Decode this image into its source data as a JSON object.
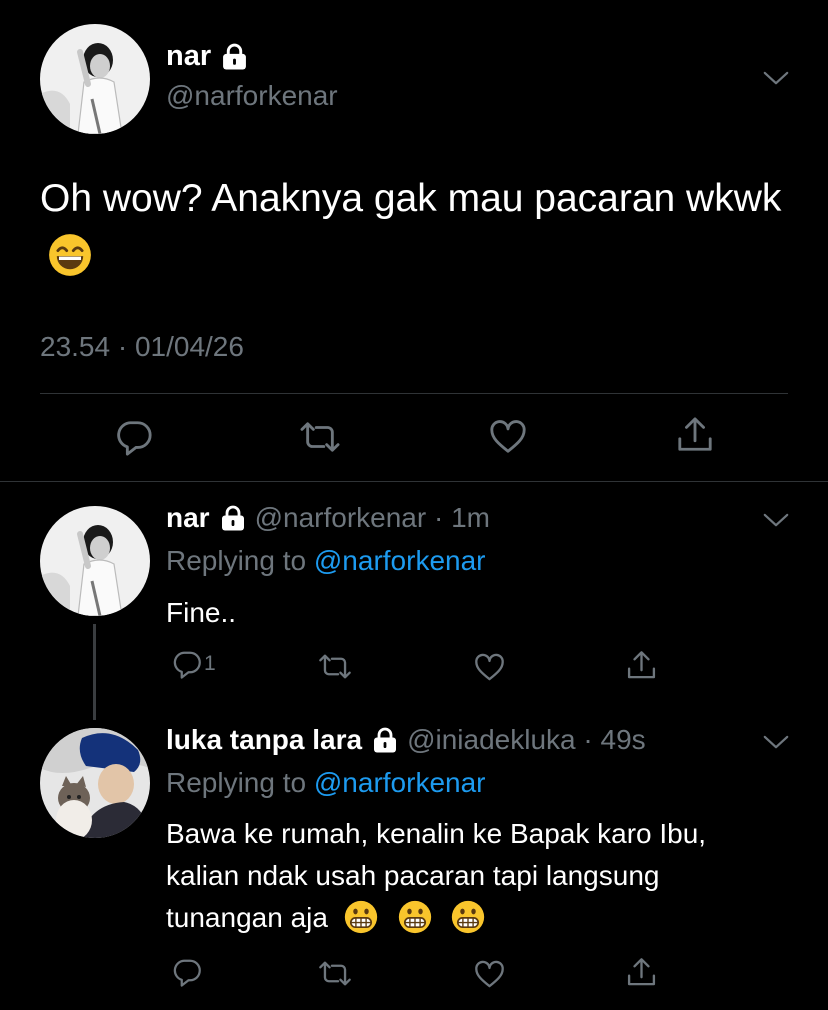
{
  "main_tweet": {
    "name": "nar",
    "handle": "@narforkenar",
    "text": "Oh wow? Anaknya gak mau pacaran wkwk",
    "emoji": "grinning-face-with-smiling-eyes",
    "timestamp": "23.54 · 01/04/26",
    "icons": {
      "lock": "lock-icon",
      "more": "chevron-down-icon",
      "reply": "reply-icon",
      "retweet": "retweet-icon",
      "like": "heart-icon",
      "share": "share-icon"
    }
  },
  "replies": [
    {
      "name": "nar",
      "handle": "@narforkenar",
      "time": "1m",
      "replying_label": "Replying to ",
      "replying_to": "@narforkenar",
      "text": "Fine..",
      "reply_count": "1"
    },
    {
      "name": "luka tanpa lara",
      "handle": "@iniadekluka",
      "time": "49s",
      "replying_label": "Replying to ",
      "replying_to": "@narforkenar",
      "text_lines": [
        "Bawa ke rumah, kenalin ke Bapak karo Ibu,",
        "kalian ndak usah pacaran tapi langsung",
        "tunangan aja"
      ],
      "emoji": [
        "grimacing-face",
        "grimacing-face",
        "grimacing-face"
      ]
    }
  ],
  "colors": {
    "background": "#000000",
    "text": "#ffffff",
    "muted": "#6e767d",
    "link": "#1d9bf0",
    "divider": "#2f3336",
    "emoji_yellow": "#f9c52c"
  }
}
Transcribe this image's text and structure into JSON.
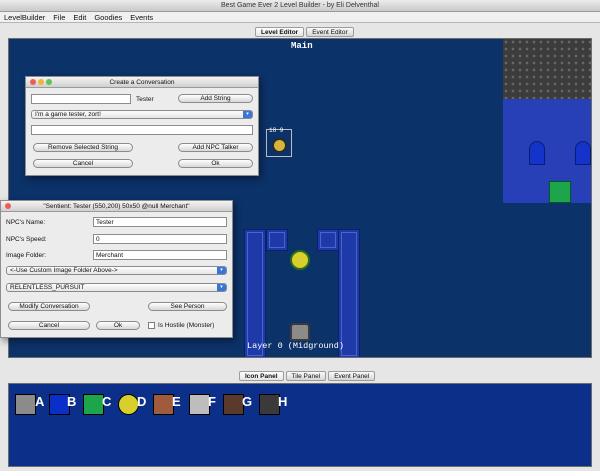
{
  "window": {
    "title": "Best Game Ever 2 Level Builder - by Eli Delventhal"
  },
  "menu": [
    "LevelBuilder",
    "File",
    "Edit",
    "Goodies",
    "Events"
  ],
  "editor_tabs": [
    "Level Editor",
    "Event Editor"
  ],
  "world": {
    "title": "Main",
    "layer_label": "Layer 0 (Midground)",
    "npc_tag": "18 9"
  },
  "conversation_dialog": {
    "title": "Create a Conversation",
    "string_input_value": "",
    "speaker_label": "Tester",
    "add_string_label": "Add String",
    "selected_string": "I'm a game tester, zort!",
    "second_input_value": "",
    "remove_label": "Remove Selected String",
    "add_npc_talker_label": "Add NPC Talker",
    "cancel_label": "Cancel",
    "ok_label": "Ok"
  },
  "npc_dialog": {
    "title": "\"Sentient: Tester (550,200) 50x50 @null Merchant\"",
    "name_label": "NPC's Name:",
    "name_value": "Tester",
    "speed_label": "NPC's Speed:",
    "speed_value": "0",
    "folder_label": "Image Folder:",
    "folder_value": "Merchant",
    "folder_select": "<-Use Custom Image Folder Above->",
    "behavior_select": "RELENTLESS_PURSUIT",
    "modify_label": "Modify Conversation",
    "see_person_label": "See Person",
    "cancel_label": "Cancel",
    "ok_label": "Ok",
    "hostile_label": "Is Hostile (Monster)",
    "hostile_checked": false
  },
  "panel_tabs": [
    "Icon Panel",
    "Tile Panel",
    "Event Panel"
  ],
  "palette": [
    "A",
    "B",
    "C",
    "D",
    "E",
    "F",
    "G",
    "H"
  ],
  "colors": {
    "world_bg": "#0c326a",
    "panel_bg": "#0c2f8a",
    "accent": "#3a74d6"
  }
}
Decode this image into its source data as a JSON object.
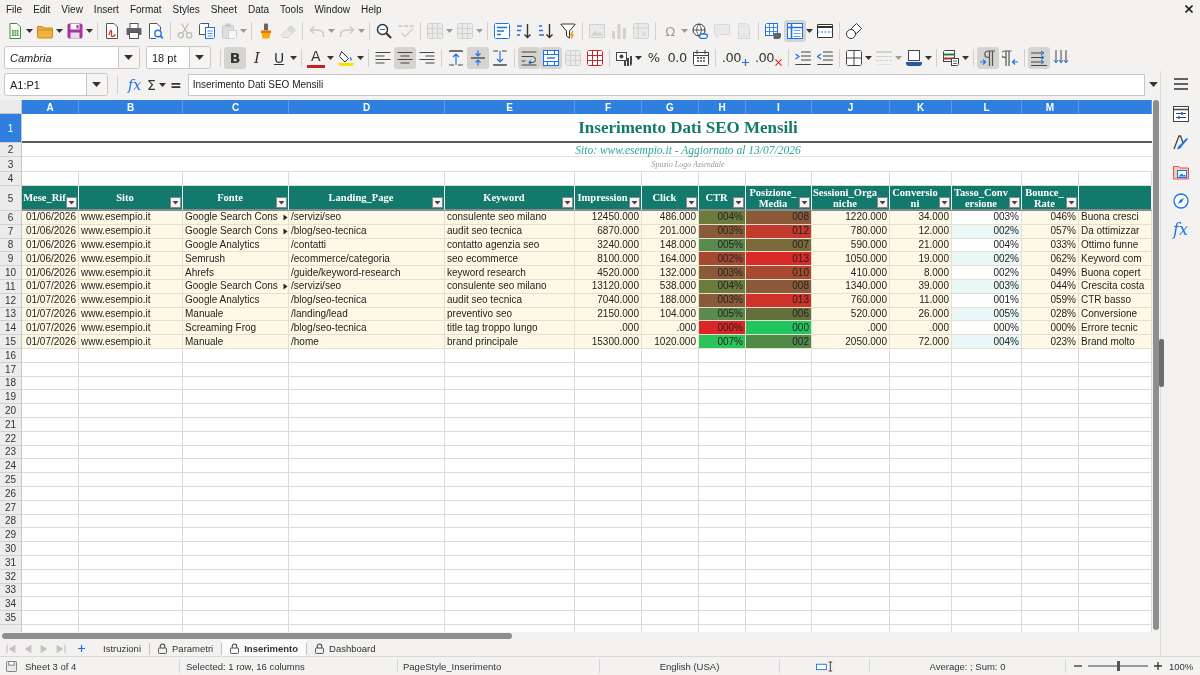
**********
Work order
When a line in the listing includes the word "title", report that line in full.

Solution
    "title": "Best Game Ever 2 Level Builder - by Eli Delventhal"
    "title": "Main",
    "title": "Create a Conversation",
    "title": "\"Sentient: Tester (550,200) 50x50 @null Merchant\"",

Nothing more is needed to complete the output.